Eight Taels Of Gold (1989)

Directed by: Mabel Cheung
Written by: Mabel Cheung & Alex Law
Producer: John Shum
Starring: Sammo Hung & Sylvia Chang

Buy the DVD at:
HK Flix.com

Award at the Hong Kong Film Awards 1990:
Best Original Film Score (Law Daai-Yau & Richard Lo)

Nominations at the Hong Kong Film Awards 1990:
Best Picture
Best Director (Mabel Cheung)
Best Screenplay (Mabel Cheung & Alex Law)
Best Actor (Sammo Hung)
Best Actress (Sylvia Chang)
Best Cinematography (Bill Wong)
Best Original Song "Suen Goh" (Boat Brother)
Composed & lyrics by : Law Daai-Yau
Performed by: Chai Yu

An infrequent but truly a team as life partners and creators of cinema, Mabel Cheung and Alex Law switched places again after the latter managed to earn his directorial debut a Best Actor statuette at the Hong Kong Film Awards. The film was Painted Faces, the story of the dying art of Peking Opera and the actor on the recipient end of accolades was none other than Sammo Hung. Now the year after, Eight Taels Of Gold demonstrates what perfect home otherwise action god Hung found with the team and that the team attempted their most difficult work so far. Oh, Eight Taels Of Gold gets a pay off but isn't representing thoroughly the rather straightforward, basic but subtle nature of said past works. It's more Chinese but a huge chunk of that Chinese translates.

With little narrative in the traditional sense, Mabel Cheung and Alex Law return to the immigration/emigration theme of their past work (An Autumn's Tale, The Illegal Immigrant) but got enough new ways to speak of it. We're happy to be part of some repetition as Sammo Hung's Slim packs up big stuff from America as he plans his return to the motherland of China. Not that Slim made much of a name for himself over there. As a matter of fact, he's a cab driver but the return to the village must be a triumphant, big one in his mind. Originally fleeing without a proper goodbye, 16 years down the line means all this preparation is rooted in fear of being rejected...

There's quite a hefty psychology to Hung's Slim that gradually gets revealed in the film as we follow him on a deeper and deeper trip into the very roots of his being. Slim can spin stories about the great, big land he came from to hide the fact he didn't manage to learn much of its culture and via the injection of Sylvia Chang's Jenny (the cousin of Slim, nicknamed Odds-and-Ends), he may be answering her questions for her prep to go over there with her future husband but he's not in any way above her level. In fact, the two are the true beginners in this story. Characters that are suitably then in a very earthy and village bound setting for most of the film. Mabel Cheung doesn't ask us beforehand to be patient but we have to realize that the entire movie is a beautiful, meticulous, detailed village travelogue.
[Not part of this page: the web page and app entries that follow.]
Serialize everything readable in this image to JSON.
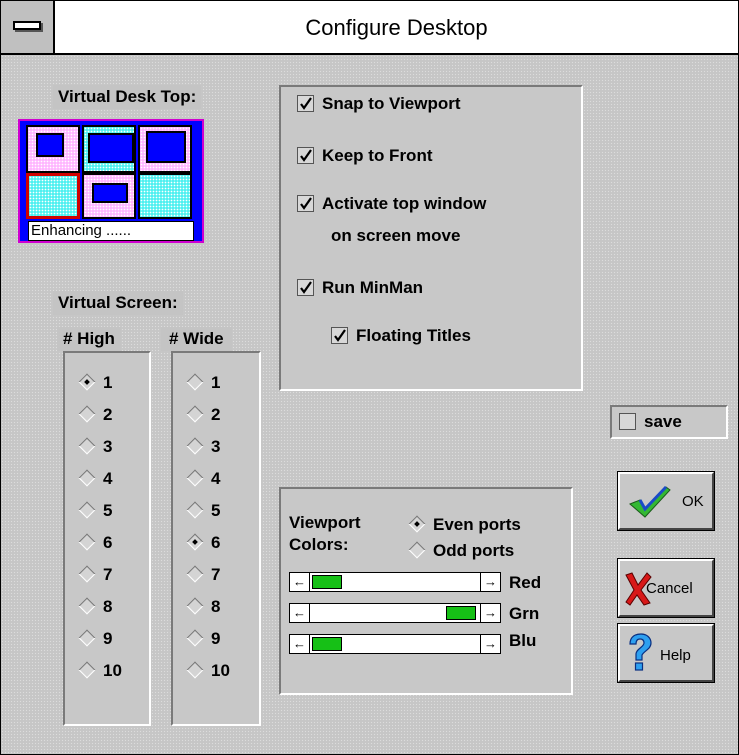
{
  "window": {
    "title": "Configure Desktop"
  },
  "virtual_desktop": {
    "label": "Virtual Desk Top:",
    "status_text": "Enhancing ......"
  },
  "virtual_screen": {
    "label": "Virtual Screen:",
    "high_header": "# High",
    "wide_header": "# Wide",
    "high_options": [
      "1",
      "2",
      "3",
      "4",
      "5",
      "6",
      "7",
      "8",
      "9",
      "10"
    ],
    "wide_options": [
      "1",
      "2",
      "3",
      "4",
      "5",
      "6",
      "7",
      "8",
      "9",
      "10"
    ],
    "high_selected": "1",
    "wide_selected": "6"
  },
  "options": {
    "snap": "Snap to Viewport",
    "keep_front": "Keep to Front",
    "activate_line1": "Activate top window",
    "activate_line2": "on screen move",
    "run_minman": "Run MinMan",
    "floating_titles": "Floating Titles",
    "checked": [
      true,
      true,
      true,
      true,
      true
    ]
  },
  "save": {
    "label": "save",
    "checked": false
  },
  "viewport_colors": {
    "label_line1": "Viewport",
    "label_line2": "Colors:",
    "even_ports": "Even ports",
    "odd_ports": "Odd ports",
    "selected": "Even ports",
    "red_label": "Red",
    "green_label": "Grn",
    "blue_label": "Blu",
    "red_level": 0.0,
    "green_level": 1.0,
    "blue_level": 0.0,
    "thumb_color": "#16c016"
  },
  "buttons": {
    "ok": "OK",
    "cancel": "Cancel",
    "help": "Help"
  },
  "icons": {
    "system_menu": "system-menu-icon",
    "ok": "checkmark-icon",
    "cancel": "red-x-icon",
    "help": "question-mark-icon"
  }
}
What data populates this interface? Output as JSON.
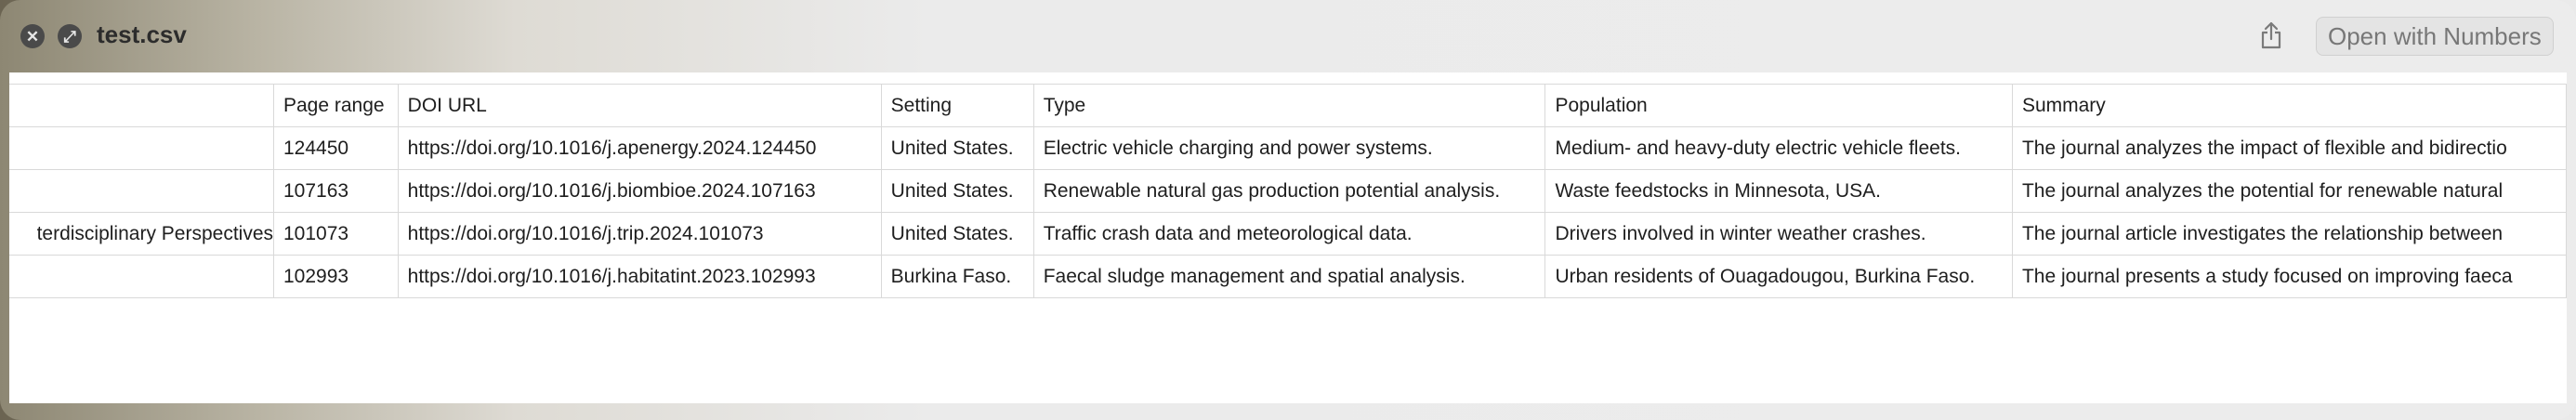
{
  "window": {
    "title": "test.csv",
    "open_button_label": "Open with Numbers",
    "close_icon": "close-icon",
    "fullscreen_icon": "expand-icon",
    "share_icon": "share-icon"
  },
  "table": {
    "headers": [
      "",
      "Page range",
      "DOI URL",
      "Setting",
      "Type",
      "Population",
      "Summary"
    ],
    "rows": [
      [
        "",
        "124450",
        "https://doi.org/10.1016/j.apenergy.2024.124450",
        "United States.",
        "Electric vehicle charging and power systems.",
        "Medium- and heavy-duty electric vehicle fleets.",
        "The journal analyzes the impact of flexible and bidirectio"
      ],
      [
        "",
        "107163",
        "https://doi.org/10.1016/j.biombioe.2024.107163",
        "United States.",
        "Renewable natural gas production potential analysis.",
        "Waste feedstocks in Minnesota, USA.",
        "The journal analyzes the potential for renewable natural"
      ],
      [
        "terdisciplinary Perspectives",
        "101073",
        "https://doi.org/10.1016/j.trip.2024.101073",
        "United States.",
        "Traffic crash data and meteorological data.",
        "Drivers involved in winter weather crashes.",
        "The journal article investigates the relationship between"
      ],
      [
        "",
        "102993",
        "https://doi.org/10.1016/j.habitatint.2023.102993",
        "Burkina Faso.",
        "Faecal sludge management and spatial analysis.",
        "Urban residents of Ouagadougou, Burkina Faso.",
        "The journal presents a study focused on improving faeca"
      ]
    ]
  }
}
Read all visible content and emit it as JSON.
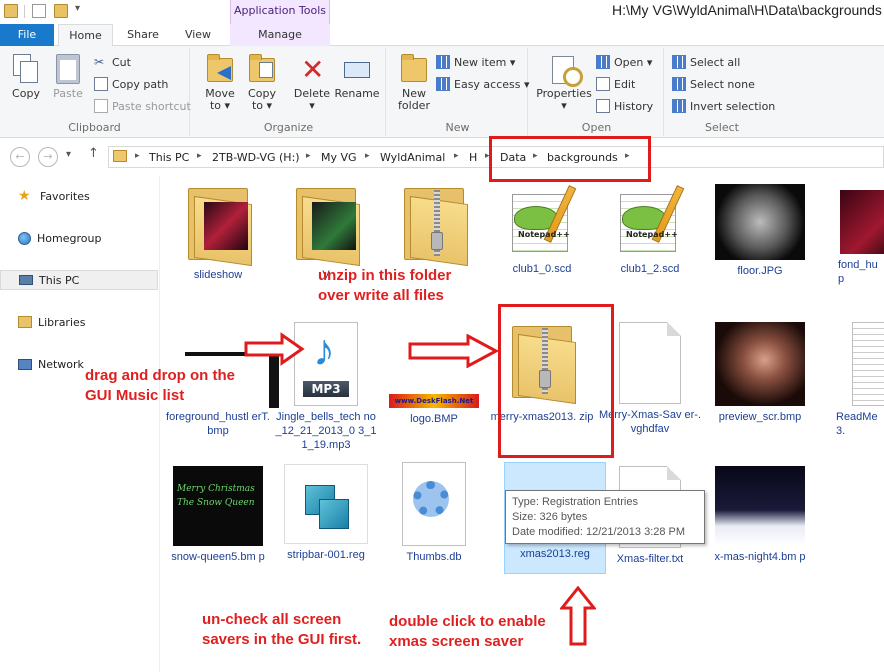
{
  "window": {
    "contextual_tab_title": "Application Tools",
    "title": "H:\\My VG\\WyldAnimal\\H\\Data\\backgrounds"
  },
  "tabs": [
    {
      "label": "File"
    },
    {
      "label": "Home"
    },
    {
      "label": "Share"
    },
    {
      "label": "View"
    },
    {
      "label": "Manage"
    }
  ],
  "ribbon": {
    "clipboard": {
      "label": "Clipboard",
      "copy": "Copy",
      "paste": "Paste",
      "cut": "Cut",
      "copy_path": "Copy path",
      "paste_shortcut": "Paste shortcut"
    },
    "organize": {
      "label": "Organize",
      "move_to_1": "Move",
      "move_to_2": "to ▾",
      "copy_to_1": "Copy",
      "copy_to_2": "to ▾",
      "delete_1": "Delete",
      "delete_2": "▾",
      "rename": "Rename"
    },
    "new": {
      "label": "New",
      "new_folder_1": "New",
      "new_folder_2": "folder",
      "new_item": "New item ▾",
      "easy_access": "Easy access ▾"
    },
    "open": {
      "label": "Open",
      "properties_1": "Properties",
      "properties_2": "▾",
      "open": "Open ▾",
      "edit": "Edit",
      "history": "History"
    },
    "select": {
      "label": "Select",
      "select_all": "Select all",
      "select_none": "Select none",
      "invert": "Invert selection"
    }
  },
  "address": {
    "crumbs": [
      "This PC",
      "2TB-WD-VG (H:)",
      "My VG",
      "WyldAnimal",
      "H",
      "Data",
      "backgrounds"
    ]
  },
  "sidebar": {
    "items": [
      {
        "label": "Favorites"
      },
      {
        "label": "Homegroup"
      },
      {
        "label": "This PC"
      },
      {
        "label": "Libraries"
      },
      {
        "label": "Network"
      }
    ]
  },
  "files": {
    "row1": [
      "slideshow",
      "V",
      "",
      "club1_0.scd",
      "club1_2.scd",
      "floor.JPG",
      "fond_hu p"
    ],
    "row2": [
      "foreground_hustl erT.bmp",
      "Jingle_bells_tech no_12_21_2013_0 3_11_19.mp3",
      "logo.BMP",
      "merry-xmas2013. zip",
      "Merry-Xmas-Sav er-.vghdfav",
      "preview_scr.bmp",
      "ReadMe 3."
    ],
    "row3": [
      "snow-queen5.bm p",
      "stripbar-001.reg",
      "Thumbs.db",
      "xmas2013.reg",
      "Xmas-filter.txt",
      "x-mas-night4.bm p"
    ]
  },
  "thumbnail_text": {
    "notepad": "Notepad++",
    "mp3_badge": "MP3",
    "logo_text": "www.DeskFlash.Net",
    "snow_queen": "Merry Christmas The Snow Queen"
  },
  "tooltip": {
    "type": "Type: Registration Entries",
    "size": "Size: 326 bytes",
    "modified": "Date modified: 12/21/2013 3:28 PM"
  },
  "annotations": {
    "unzip_1": "unzip in this folder",
    "unzip_2": "over write all files",
    "drag_1": "drag and drop on the",
    "drag_2": "GUI Music list",
    "uncheck_1": "un-check all screen",
    "uncheck_2": "savers in the GUI first.",
    "dblclick_1": "double click to enable",
    "dblclick_2": "xmas screen saver"
  },
  "colors": {
    "file_tab": "#1979ca",
    "annotation_red": "#e02020",
    "file_name": "#1c3f95",
    "selection": "#cce8ff"
  }
}
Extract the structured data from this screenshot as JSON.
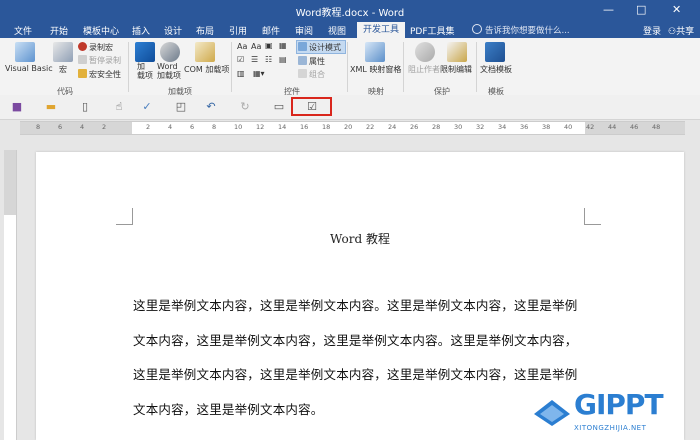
{
  "window": {
    "title": "Word教程.docx - Word",
    "controls": [
      "—",
      "□",
      "✕"
    ]
  },
  "tabs": [
    "文件",
    "开始",
    "模板中心",
    "插入",
    "设计",
    "布局",
    "引用",
    "邮件",
    "审阅",
    "视图",
    "开发工具",
    "PDF工具集"
  ],
  "active_tab": "开发工具",
  "tellme": "告诉我你想要做什么...",
  "account": {
    "login": "登录",
    "share": "共享"
  },
  "ribbon": {
    "code": {
      "label": "代码",
      "visual_basic": "Visual Basic",
      "macros": "宏",
      "record_macro": "录制宏",
      "pause_recording": "暂停录制",
      "macro_security": "宏安全性"
    },
    "addins": {
      "label": "加载项",
      "addins": "加\n载项",
      "word_addins": "Word\n加载项",
      "com_addins": "COM 加载项"
    },
    "controls": {
      "label": "控件",
      "design_mode": "设计模式",
      "properties": "属性",
      "group": "组合"
    },
    "mapping": {
      "label": "映射",
      "xml_pane": "XML 映射窗格"
    },
    "protect": {
      "label": "保护",
      "block_authors": "阻止作者",
      "restrict_editing": "限制编辑"
    },
    "templates": {
      "label": "模板",
      "document_template": "文档模板"
    }
  },
  "qat_icons": [
    "save-icon",
    "open-icon",
    "new-icon",
    "touch-mode-icon",
    "spelling-icon",
    "print-preview-icon",
    "undo-icon",
    "redo-icon",
    "print-layout-icon",
    "design-mode-icon"
  ],
  "ruler": {
    "numbers": [
      "8",
      "6",
      "4",
      "2",
      "",
      "2",
      "4",
      "6",
      "8",
      "10",
      "12",
      "14",
      "16",
      "18",
      "20",
      "22",
      "24",
      "26",
      "28",
      "30",
      "32",
      "34",
      "36",
      "38",
      "40",
      "42",
      "44",
      "46",
      "48"
    ]
  },
  "document": {
    "title": "Word 教程",
    "lines": [
      "这里是举例文本内容，这里是举例文本内容。这里是举例文本内容，这里是举例",
      "文本内容，这里是举例文本内容，这里是举例文本内容。这里是举例文本内容，",
      "这里是举例文本内容，这里是举例文本内容，这里是举例文本内容，这里是举例",
      "文本内容，这里是举例文本内容。"
    ]
  },
  "watermark": {
    "brand": "GIPPT",
    "url": "XITONGZHIJIA.NET"
  }
}
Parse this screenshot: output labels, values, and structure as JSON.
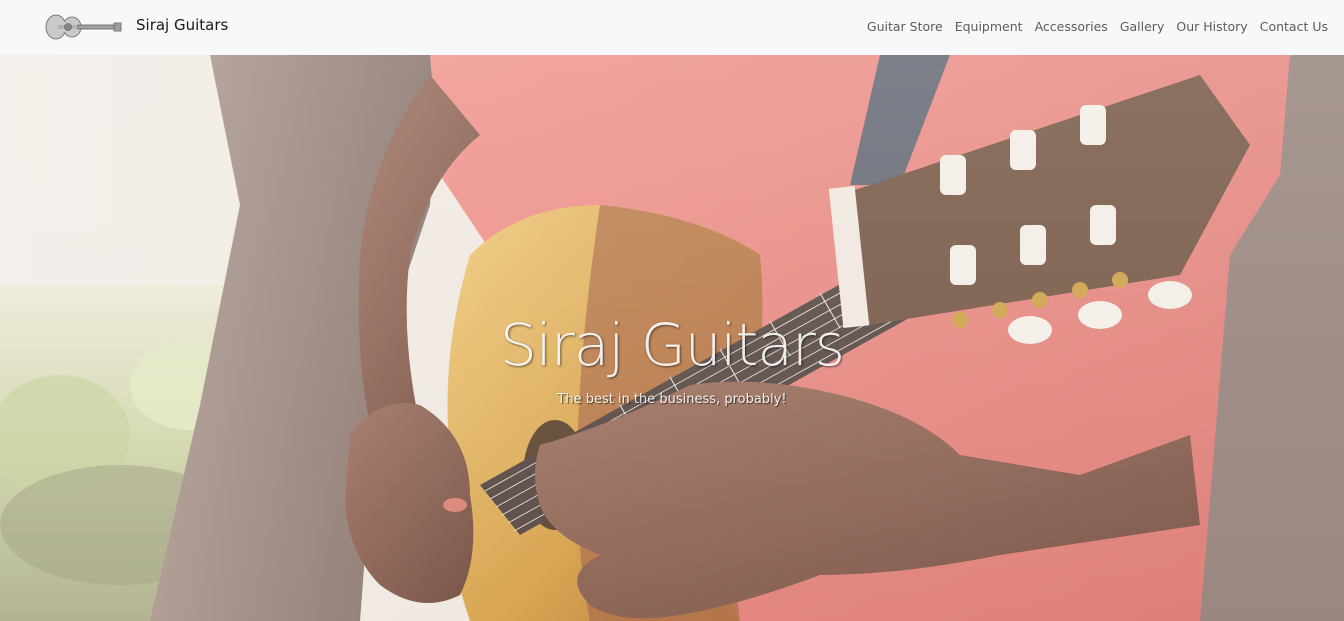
{
  "brand": {
    "name": "Siraj Guitars",
    "logo_icon": "guitar-logo-icon"
  },
  "nav": {
    "items": [
      {
        "label": "Guitar Store"
      },
      {
        "label": "Equipment"
      },
      {
        "label": "Accessories"
      },
      {
        "label": "Gallery"
      },
      {
        "label": "Our History"
      },
      {
        "label": "Contact Us"
      }
    ]
  },
  "hero": {
    "title": "Siraj Guitars",
    "subtitle": "The best in the business, probably!",
    "image": "guitarist-playing-acoustic-guitar"
  },
  "colors": {
    "navbar_bg": "#f7f8fa",
    "shirt": "#e9847c",
    "guitar_body": "#d9a24a",
    "skin": "#7a5040",
    "tree": "#8d7468"
  }
}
We begin to truly feel as the image of Slim's old dog Spot becomes the symbolism of his lack of accomplishments but the danger, maybe plot-wise, is about the fact that Slim finds Jenny the perfect friend to discover the world with. A world that pre-plans things, including Jenny's future.

The film is more visual cinema than narrative (Bill Wong's cinematography is stunning however), which is fine once the dramatic effect sinks in but it's not the ideal start for anyone curious about Mabel Chung, Alex Law or indeed the dramatic acting from Sammo. The film can be hard to decipher and the various local superstition, rules and characters hard to interpret but when you realize the complexity is all about Cheung not spelling out matters in an overly apparent way, you begin to sit more comfortably. Especially so since the basics of the film, the growing affecting between Slim and Jenny, becomes VERY apparent and affecting eventually. Finally, Slim's exterior he deems a failure springs to true life as well as the warm performances by Sammo and Sylvia who are in full control of the subtleties of their non-actions. It's all in the looks, in the faces faces that speaks volumes of basically virgin-characters and while Eight Taels Of Gold isn't an ideal starting point if you want to follow the careers of the involved, you should and will end up at it.

The DVD:

Mei Ah presents the film in an aspect ratio of 1.78:1, with anamorphic enhancement. A sorely missed entry on home video, the print is clean and bright enough but comes with a smeary nature that doesn't bring out much desired detail. Thanks to the power of the film, you settle in quite nicely after a short while though.

The Cantonese Dolby Digital 2.0 track sounds a little distorted at points but does the job otherwise. The Mandarin 2.0 track probably is a suitable viewing choice for the movie as well.

The English subtitles presents little problems in terms of coherency. The odd spelling error here and there doesn't detract either. Traditional and simplified Chinese subtitles are also included. Extras are limited to the trailer and Mei Ah's Databank.

reviewed by Kenneth Brorsson